Key topics that boards should focus on as their businesses return to work following a lockdown are as follows:
- observation of government regulation, guidelines and recommendations
- ensuring employee safety
- developing an effective communication plan for interacting with employees and, for listed companies, updating the market
- conducting a fresh internal risk review to assess the logistics of a return-to-work operation
- being mindful of the time limits on temporary measures introduced during lockdown regarding legal and regulatory obligations, for example regarding statutory filings and relaxation of certain aspects of the listed company regime
- understanding the impact of COVID-19 on their sector as a whole and on their particular business
- given the volatility in the markets and the uncertainties surrounding COVID-19, directors should conduct assessments of their company's value on an ongoing basis.
2. Should boards adopt particular governance practices in this context?
Yes. Boards should understand the risks, manage health and safety, play an effective role in overseeing management’s plans to return to the workplace, rethink facilities and technology, and revisit their takeover response plans with their advisors to ensure they will be able to respond effectively to any takeover bid.
The Confédération Générale des Entreprises du Maroc (CGEM) has put in place three practical guides and a training kit for the benefit of companies entitled to resume their activities.
3. To what extent are boards being encouraged to take into account corporate purpose and values in the context of COVID-19 and a return to work?
All members of the board need to engage with their management teams so they can understand and assess the impact of, and, if necessary, revisit, decisions taken in response to the effects of COVID-19.
They should be mindful that their response is in line with the values the company is seeking to promote, and should also as far as possible ensure that measures taken are within the corporate purpose of the company.
The Confédération Générale des Entreprises du Maroc (CGEM) recommends the adoption of a business continuity plan to limit risks.
4. Your company is facing liquidity issues as a result of COVID-19:
a. What are the repercussions for continuing to operate your company?
Under Moroccan law, directors of a company facing liquidity issues should file an insolvency petition within 15 days as of the suspension of payments.
If the directors fail to file the petition within the abovementioned period, they can be found personally liable.
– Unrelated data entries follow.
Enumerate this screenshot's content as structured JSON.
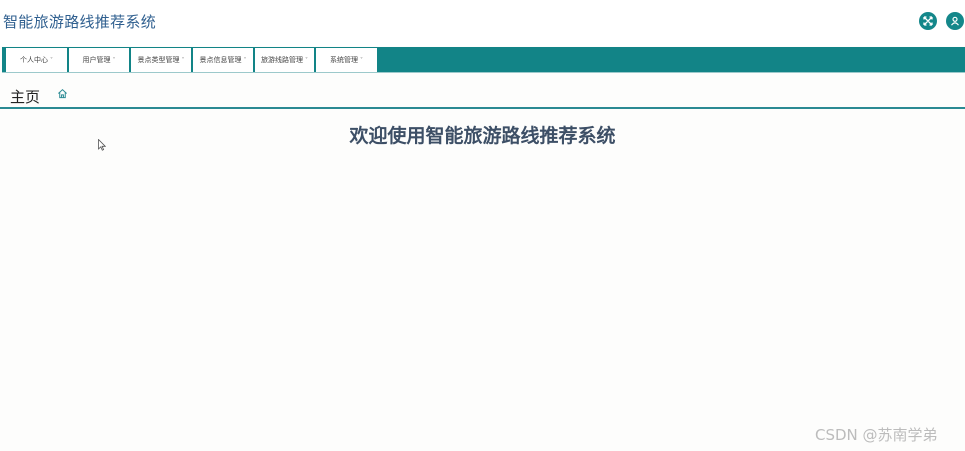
{
  "app": {
    "title": "智能旅游路线推荐系统"
  },
  "header_icons": [
    "fullscreen-icon",
    "user-icon"
  ],
  "nav": {
    "items": [
      {
        "label": "个人中心"
      },
      {
        "label": "用户管理"
      },
      {
        "label": "景点类型管理"
      },
      {
        "label": "景点信息管理"
      },
      {
        "label": "旅游线路管理"
      },
      {
        "label": "系统管理"
      }
    ],
    "caret": "˅"
  },
  "breadcrumb": {
    "label": "主页"
  },
  "main": {
    "welcome": "欢迎使用智能旅游路线推荐系统"
  },
  "watermark": "CSDN @苏南学弟",
  "colors": {
    "accent": "#128487",
    "title": "#2f5f8f",
    "welcome": "#3d4f66"
  }
}
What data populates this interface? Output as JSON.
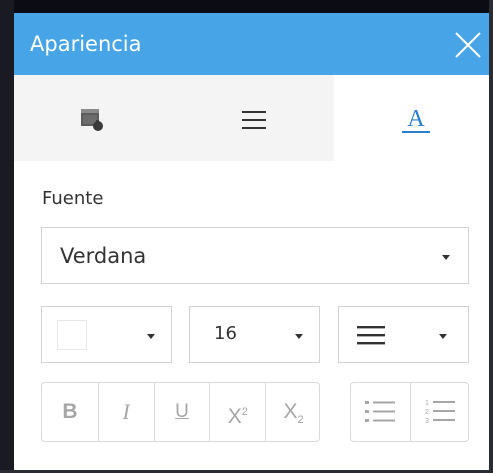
{
  "panel": {
    "title": "Apariencia",
    "header_color": "#47a4e6",
    "close_icon": "close-icon"
  },
  "tabs": [
    {
      "icon": "format-paint-icon",
      "active": false
    },
    {
      "icon": "align-lines-icon",
      "active": false
    },
    {
      "icon": "text-format-icon",
      "active": true
    }
  ],
  "font": {
    "label": "Fuente",
    "value": "Verdana"
  },
  "color_select": {
    "value": "#ffffff"
  },
  "size_select": {
    "value": "16"
  },
  "align_select": {
    "icon": "align-justify-icon"
  },
  "format_buttons": {
    "bold": "B",
    "italic": "I",
    "underline": "U",
    "superscript": "X",
    "superscript_mark": "2",
    "subscript": "X",
    "subscript_mark": "2"
  },
  "list_buttons": [
    {
      "icon": "bulleted-list-icon"
    },
    {
      "icon": "numbered-list-icon"
    }
  ]
}
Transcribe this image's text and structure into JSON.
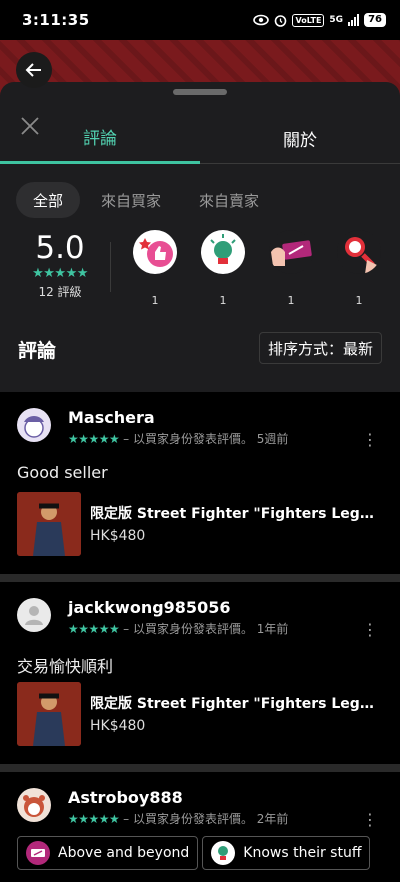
{
  "status_bar": {
    "time": "3:11:35",
    "network": "5G",
    "volte": "VoLTE",
    "battery": "76"
  },
  "tabs": [
    {
      "label": "評論"
    },
    {
      "label": "關於"
    }
  ],
  "filters": [
    {
      "label": "全部"
    },
    {
      "label": "來自買家"
    },
    {
      "label": "來自賣家"
    }
  ],
  "summary": {
    "score": "5.0",
    "stars": "★★★★★",
    "count_label": "12 評級"
  },
  "badges": [
    {
      "icon": "thumbs-up-star-icon",
      "count": "1"
    },
    {
      "icon": "lightbulb-icon",
      "count": "1"
    },
    {
      "icon": "ticket-hands-icon",
      "count": "1"
    },
    {
      "icon": "magnifier-icon",
      "count": "1"
    }
  ],
  "reviews_heading": "評論",
  "sort_label": "排序方式：最新",
  "reviews": [
    {
      "user": "Maschera",
      "stars": "★★★★★",
      "meta": "– 以買家身份發表評價。 5週前",
      "text": "Good seller",
      "item": {
        "title": "限定版 Street Fighter \"Fighters Legen…",
        "price": "HK$480"
      }
    },
    {
      "user": "jackkwong985056",
      "stars": "★★★★★",
      "meta": "– 以買家身份發表評價。 1年前",
      "text": "交易愉快順利",
      "item": {
        "title": "限定版 Street Fighter \"Fighters Legen…",
        "price": "HK$480"
      }
    },
    {
      "user": "Astroboy888",
      "stars": "★★★★★",
      "meta": "– 以買家身份發表評價。 2年前"
    }
  ],
  "tags": [
    {
      "label": "Above and beyond",
      "icon": "ticket-icon"
    },
    {
      "label": "Knows their stuff",
      "icon": "lightbulb-icon"
    }
  ],
  "colors": {
    "accent": "#3fc4a1",
    "sheet": "#1d1d1f",
    "background": "#000000",
    "header": "#7a1a1d"
  }
}
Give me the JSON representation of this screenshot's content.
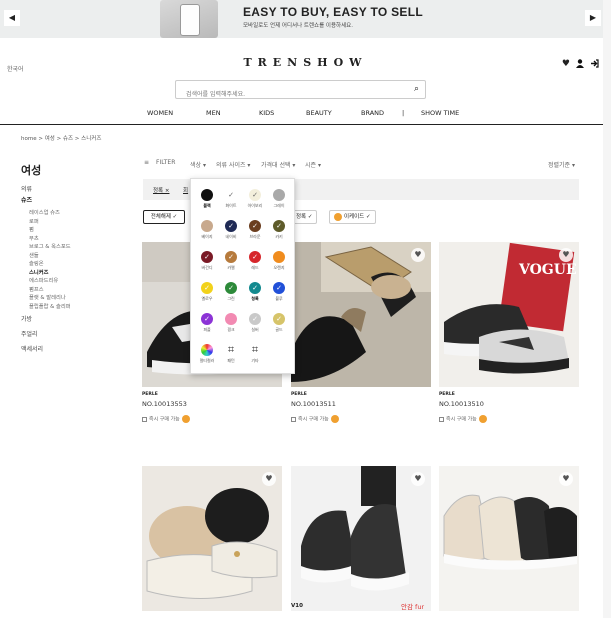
{
  "banner": {
    "headline": "EASY TO BUY, EASY TO SELL",
    "sub": "모바일로도 언제 어디서나 트렌쇼를 이용하세요.",
    "prev_icon": "◀",
    "next_icon": "▶"
  },
  "header": {
    "lang": "한국어",
    "logo": "TRENSHOW",
    "icons": {
      "wishlist": "♥",
      "user": "👤",
      "login": "➜"
    }
  },
  "search": {
    "placeholder": "검색어를 입력해주세요.",
    "icon": "⌕"
  },
  "nav": [
    "WOMEN",
    "MEN",
    "KIDS",
    "BEAUTY",
    "BRAND",
    "|",
    "SHOW TIME"
  ],
  "breadcrumb": "home  >  여성  >  슈즈  >  스니커즈",
  "sidebar": {
    "title": "여성",
    "items": [
      {
        "label": "의류",
        "type": "top"
      },
      {
        "label": "슈즈",
        "type": "active"
      },
      {
        "label": "레이스업 슈즈",
        "type": "sub"
      },
      {
        "label": "로퍼",
        "type": "sub"
      },
      {
        "label": "펌",
        "type": "sub"
      },
      {
        "label": "부츠",
        "type": "sub"
      },
      {
        "label": "브로그 & 옥스포드",
        "type": "sub"
      },
      {
        "label": "샌들",
        "type": "sub"
      },
      {
        "label": "슬링온",
        "type": "sub"
      },
      {
        "label": "스니커즈",
        "type": "sub-bold"
      },
      {
        "label": "에스파드리유",
        "type": "sub"
      },
      {
        "label": "펌프스",
        "type": "sub"
      },
      {
        "label": "플랫 & 발레리나",
        "type": "sub"
      },
      {
        "label": "플립플랍 & 슬리퍼",
        "type": "sub"
      },
      {
        "label": "가방",
        "type": "top"
      },
      {
        "label": "주얼리",
        "type": "top"
      },
      {
        "label": "액세서리",
        "type": "top"
      }
    ]
  },
  "filters": {
    "label": "FILTER",
    "icon": "≡",
    "dropdowns": [
      "색상 ▾",
      "의류 사이즈 ▾",
      "가격대 선택 ▾",
      "시즌 ▾"
    ],
    "sort": "정렬기준 ▾",
    "selected": [
      "정록 ×",
      "회"
    ],
    "reset": "전체해제 ✓",
    "chips": [
      "정록 ✓",
      "이케이드 ✓"
    ]
  },
  "color_popup": {
    "colors": [
      {
        "name": "블랙",
        "hex": "#111111",
        "check": "",
        "bold": true
      },
      {
        "name": "화이트",
        "hex": "#ffffff",
        "check": "✓"
      },
      {
        "name": "아이보리",
        "hex": "#f3efdc",
        "check": "✓"
      },
      {
        "name": "그레이",
        "hex": "#a9a9a9",
        "check": ""
      },
      {
        "name": "베이지",
        "hex": "#c8a98d",
        "check": ""
      },
      {
        "name": "네이비",
        "hex": "#1f2a55",
        "check": "✓"
      },
      {
        "name": "브라운",
        "hex": "#6b3e1f",
        "check": "✓"
      },
      {
        "name": "카키",
        "hex": "#5e5b2a",
        "check": "✓"
      },
      {
        "name": "버건디",
        "hex": "#7a1a26",
        "check": "✓"
      },
      {
        "name": "카멜",
        "hex": "#b67a3c",
        "check": "✓"
      },
      {
        "name": "레드",
        "hex": "#d6262b",
        "check": "✓"
      },
      {
        "name": "오렌지",
        "hex": "#f08c1e",
        "check": ""
      },
      {
        "name": "옐로우",
        "hex": "#f2d21b",
        "check": "✓"
      },
      {
        "name": "그린",
        "hex": "#2d8a3a",
        "check": "✓"
      },
      {
        "name": "청록",
        "hex": "#138a8f",
        "check": "✓",
        "bold": true
      },
      {
        "name": "블루",
        "hex": "#2150d8",
        "check": "✓"
      },
      {
        "name": "퍼플",
        "hex": "#8c33d6",
        "check": "✓"
      },
      {
        "name": "핑크",
        "hex": "#f28ab2",
        "check": ""
      },
      {
        "name": "실버",
        "hex": "#c9c9c9",
        "check": "✓"
      },
      {
        "name": "골드",
        "hex": "#d6c46a",
        "check": "✓"
      },
      {
        "name": "멀티컬러",
        "hex": "multi",
        "check": ""
      },
      {
        "name": "패턴",
        "hex": "pattern",
        "check": "⌗"
      },
      {
        "name": "기타",
        "hex": "pattern",
        "check": "⌗"
      }
    ]
  },
  "products": [
    {
      "brand": "PERLE",
      "no": "NO.10013553",
      "avail": "즉시 구매 가능"
    },
    {
      "brand": "PERLE",
      "no": "NO.10013511",
      "avail": "즉시 구매 가능"
    },
    {
      "brand": "PERLE",
      "no": "NO.10013510",
      "avail": "즉시 구매 가능"
    },
    {
      "brand": "",
      "no": "",
      "avail": ""
    },
    {
      "brand": "",
      "no": "",
      "avail": ""
    },
    {
      "brand": "",
      "no": "",
      "avail": ""
    }
  ],
  "bottom_labels": {
    "v10": "V10",
    "fur": "안감 fur"
  },
  "product_art": {
    "vogue": "VOGUE"
  }
}
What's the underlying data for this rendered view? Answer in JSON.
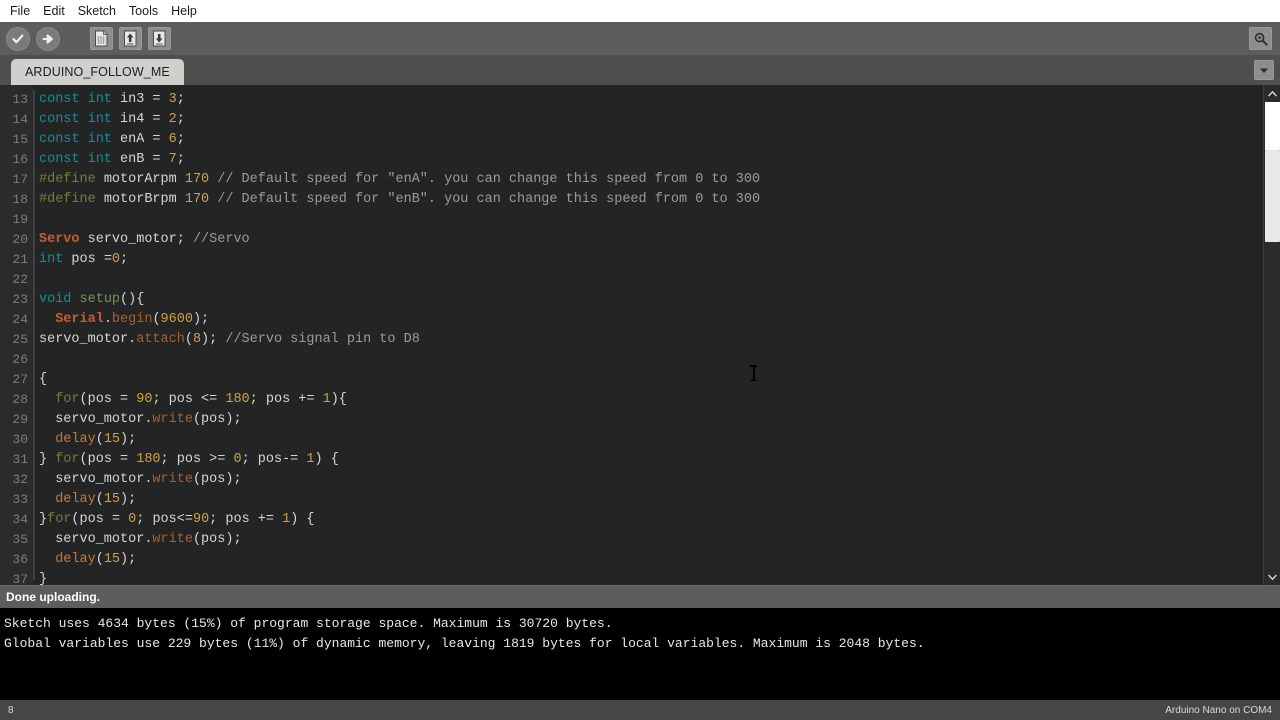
{
  "menubar": {
    "items": [
      {
        "label": "File",
        "name": "menu-file"
      },
      {
        "label": "Edit",
        "name": "menu-edit"
      },
      {
        "label": "Sketch",
        "name": "menu-sketch"
      },
      {
        "label": "Tools",
        "name": "menu-tools"
      },
      {
        "label": "Help",
        "name": "menu-help"
      }
    ]
  },
  "toolbar": {
    "verify": "verify-icon",
    "upload": "upload-icon",
    "new": "new-sketch-icon",
    "open": "open-sketch-icon",
    "save": "save-sketch-icon",
    "serial_monitor": "serial-monitor-icon"
  },
  "tabbar": {
    "active_tab": "ARDUINO_FOLLOW_ME",
    "menu_icon": "chevron-down-icon"
  },
  "editor": {
    "first_line_number": 13,
    "lines": [
      {
        "n": 13,
        "tokens": [
          {
            "t": "const int ",
            "c": "k-type"
          },
          {
            "t": "in3 = ",
            "c": "k-plain"
          },
          {
            "t": "3",
            "c": "k-num"
          },
          {
            "t": ";",
            "c": "k-plain"
          }
        ]
      },
      {
        "n": 14,
        "tokens": [
          {
            "t": "const int ",
            "c": "k-type"
          },
          {
            "t": "in4 = ",
            "c": "k-plain"
          },
          {
            "t": "2",
            "c": "k-num"
          },
          {
            "t": ";",
            "c": "k-plain"
          }
        ]
      },
      {
        "n": 15,
        "tokens": [
          {
            "t": "const int ",
            "c": "k-type"
          },
          {
            "t": "enA = ",
            "c": "k-plain"
          },
          {
            "t": "6",
            "c": "k-num"
          },
          {
            "t": ";",
            "c": "k-plain"
          }
        ]
      },
      {
        "n": 16,
        "tokens": [
          {
            "t": "const int ",
            "c": "k-type"
          },
          {
            "t": "enB = ",
            "c": "k-plain"
          },
          {
            "t": "7",
            "c": "k-num"
          },
          {
            "t": ";",
            "c": "k-plain"
          }
        ]
      },
      {
        "n": 17,
        "tokens": [
          {
            "t": "#define",
            "c": "k-pre"
          },
          {
            "t": " motorArpm ",
            "c": "k-plain"
          },
          {
            "t": "170",
            "c": "k-num"
          },
          {
            "t": " // Default speed for \"enA\". you can change this speed from 0 to 300",
            "c": "k-cmt"
          }
        ]
      },
      {
        "n": 18,
        "tokens": [
          {
            "t": "#define",
            "c": "k-pre"
          },
          {
            "t": " motorBrpm ",
            "c": "k-plain"
          },
          {
            "t": "170",
            "c": "k-num"
          },
          {
            "t": " // Default speed for \"enB\". you can change this speed from 0 to 300",
            "c": "k-cmt"
          }
        ]
      },
      {
        "n": 19,
        "tokens": []
      },
      {
        "n": 20,
        "tokens": [
          {
            "t": "Servo",
            "c": "k-cls"
          },
          {
            "t": " servo_motor; ",
            "c": "k-plain"
          },
          {
            "t": "//Servo",
            "c": "k-cmt"
          }
        ]
      },
      {
        "n": 21,
        "tokens": [
          {
            "t": "int",
            "c": "k-type"
          },
          {
            "t": " pos =",
            "c": "k-plain"
          },
          {
            "t": "0",
            "c": "k-num"
          },
          {
            "t": ";",
            "c": "k-plain"
          }
        ]
      },
      {
        "n": 22,
        "tokens": []
      },
      {
        "n": 23,
        "tokens": [
          {
            "t": "void",
            "c": "k-type"
          },
          {
            "t": " ",
            "c": "k-plain"
          },
          {
            "t": "setup",
            "c": "k-fn"
          },
          {
            "t": "(){",
            "c": "k-plain"
          }
        ]
      },
      {
        "n": 24,
        "tokens": [
          {
            "t": "  ",
            "c": "k-plain"
          },
          {
            "t": "Serial",
            "c": "k-cls"
          },
          {
            "t": ".",
            "c": "k-plain"
          },
          {
            "t": "begin",
            "c": "k-meth"
          },
          {
            "t": "(",
            "c": "k-plain"
          },
          {
            "t": "9600",
            "c": "k-num"
          },
          {
            "t": ");",
            "c": "k-plain"
          }
        ]
      },
      {
        "n": 25,
        "tokens": [
          {
            "t": "servo_motor.",
            "c": "k-plain"
          },
          {
            "t": "attach",
            "c": "k-meth"
          },
          {
            "t": "(",
            "c": "k-plain"
          },
          {
            "t": "8",
            "c": "k-num"
          },
          {
            "t": "); ",
            "c": "k-plain"
          },
          {
            "t": "//Servo signal pin to D8",
            "c": "k-cmt"
          }
        ]
      },
      {
        "n": 26,
        "tokens": []
      },
      {
        "n": 27,
        "tokens": [
          {
            "t": "{",
            "c": "k-plain"
          }
        ]
      },
      {
        "n": 28,
        "tokens": [
          {
            "t": "  ",
            "c": "k-plain"
          },
          {
            "t": "for",
            "c": "k-for"
          },
          {
            "t": "(pos = ",
            "c": "k-plain"
          },
          {
            "t": "90",
            "c": "k-num"
          },
          {
            "t": "; pos <= ",
            "c": "k-plain"
          },
          {
            "t": "180",
            "c": "k-num"
          },
          {
            "t": "; pos += ",
            "c": "k-plain"
          },
          {
            "t": "1",
            "c": "k-num"
          },
          {
            "t": "){",
            "c": "k-plain"
          }
        ]
      },
      {
        "n": 29,
        "tokens": [
          {
            "t": "  servo_motor.",
            "c": "k-plain"
          },
          {
            "t": "write",
            "c": "k-meth"
          },
          {
            "t": "(pos);",
            "c": "k-plain"
          }
        ]
      },
      {
        "n": 30,
        "tokens": [
          {
            "t": "  ",
            "c": "k-plain"
          },
          {
            "t": "delay",
            "c": "k-delay"
          },
          {
            "t": "(",
            "c": "k-plain"
          },
          {
            "t": "15",
            "c": "k-num"
          },
          {
            "t": ");",
            "c": "k-plain"
          }
        ]
      },
      {
        "n": 31,
        "tokens": [
          {
            "t": "} ",
            "c": "k-plain"
          },
          {
            "t": "for",
            "c": "k-for"
          },
          {
            "t": "(pos = ",
            "c": "k-plain"
          },
          {
            "t": "180",
            "c": "k-num"
          },
          {
            "t": "; pos >= ",
            "c": "k-plain"
          },
          {
            "t": "0",
            "c": "k-num"
          },
          {
            "t": "; pos-= ",
            "c": "k-plain"
          },
          {
            "t": "1",
            "c": "k-num"
          },
          {
            "t": ") {",
            "c": "k-plain"
          }
        ]
      },
      {
        "n": 32,
        "tokens": [
          {
            "t": "  servo_motor.",
            "c": "k-plain"
          },
          {
            "t": "write",
            "c": "k-meth"
          },
          {
            "t": "(pos);",
            "c": "k-plain"
          }
        ]
      },
      {
        "n": 33,
        "tokens": [
          {
            "t": "  ",
            "c": "k-plain"
          },
          {
            "t": "delay",
            "c": "k-delay"
          },
          {
            "t": "(",
            "c": "k-plain"
          },
          {
            "t": "15",
            "c": "k-num"
          },
          {
            "t": ");",
            "c": "k-plain"
          }
        ]
      },
      {
        "n": 34,
        "tokens": [
          {
            "t": "}",
            "c": "k-plain"
          },
          {
            "t": "for",
            "c": "k-for"
          },
          {
            "t": "(pos = ",
            "c": "k-plain"
          },
          {
            "t": "0",
            "c": "k-num"
          },
          {
            "t": "; pos<=",
            "c": "k-plain"
          },
          {
            "t": "90",
            "c": "k-num"
          },
          {
            "t": "; pos += ",
            "c": "k-plain"
          },
          {
            "t": "1",
            "c": "k-num"
          },
          {
            "t": ") {",
            "c": "k-plain"
          }
        ]
      },
      {
        "n": 35,
        "tokens": [
          {
            "t": "  servo_motor.",
            "c": "k-plain"
          },
          {
            "t": "write",
            "c": "k-meth"
          },
          {
            "t": "(pos);",
            "c": "k-plain"
          }
        ]
      },
      {
        "n": 36,
        "tokens": [
          {
            "t": "  ",
            "c": "k-plain"
          },
          {
            "t": "delay",
            "c": "k-delay"
          },
          {
            "t": "(",
            "c": "k-plain"
          },
          {
            "t": "15",
            "c": "k-num"
          },
          {
            "t": ");",
            "c": "k-plain"
          }
        ]
      },
      {
        "n": 37,
        "tokens": [
          {
            "t": "}",
            "c": "k-plain"
          }
        ]
      }
    ]
  },
  "status": {
    "message": "Done uploading."
  },
  "console": {
    "lines": [
      "Sketch uses 4634 bytes (15%) of program storage space. Maximum is 30720 bytes.",
      "Global variables use 229 bytes (11%) of dynamic memory, leaving 1819 bytes for local variables. Maximum is 2048 bytes."
    ]
  },
  "footer": {
    "line_number": "8",
    "board_info": "Arduino Nano on COM4"
  },
  "colors": {
    "toolbar_bg": "#5d5e5b",
    "tabbar_bg": "#4f504d",
    "editor_bg": "#232424",
    "console_bg": "#000000",
    "footer_bg": "#464744",
    "accent_teal": "#00979c",
    "accent_orange": "#cf5a23"
  }
}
This may result in civil and/or criminal liability of the directors.
b. Do you have to file for insolvency if your company cannot pay all its debts as they fall due?
Moroccan legislation refers to the suspension of payment, which is established when the company is unable to meet its liabilities with its available assets.
The directors should request the opening of a receivership procedure within 30 days from the date of the company's suspension of payments.
Directors should file the petition at the registry of the competent court, and this petition must be supported by a certain number of documents.
c. Are there any steps that should be taken to minimise the risk of your actions as director being challenged?
To minimise the risk of the director's actions being challenged and to protect themselves, several actions might be taken by directors:
- hold meetings to take all the appropriate decisions or authorise actions
- consider reducing losses by avoiding any damaging transactions
- request delays to creditors
- ensure accurate financial information is available
- implement part-time working for employees
When necessary, directors should file an insolvency petition on time.
d. Will your company be wound up if you fail to make payments when due?
Under Moroccan law, a receivership procedure could be opened by the competent court when a company is in a state of suspension of payments. The receivership is pronounced only if it appears that the company's situation is not irremediably compromised. If not (i.e. the company's situation is irremediably compromised), this could lead to the winding up of the company.
In the light of the above, the judicial liquidation is not automatically pronounced if a company fails to make payments when due.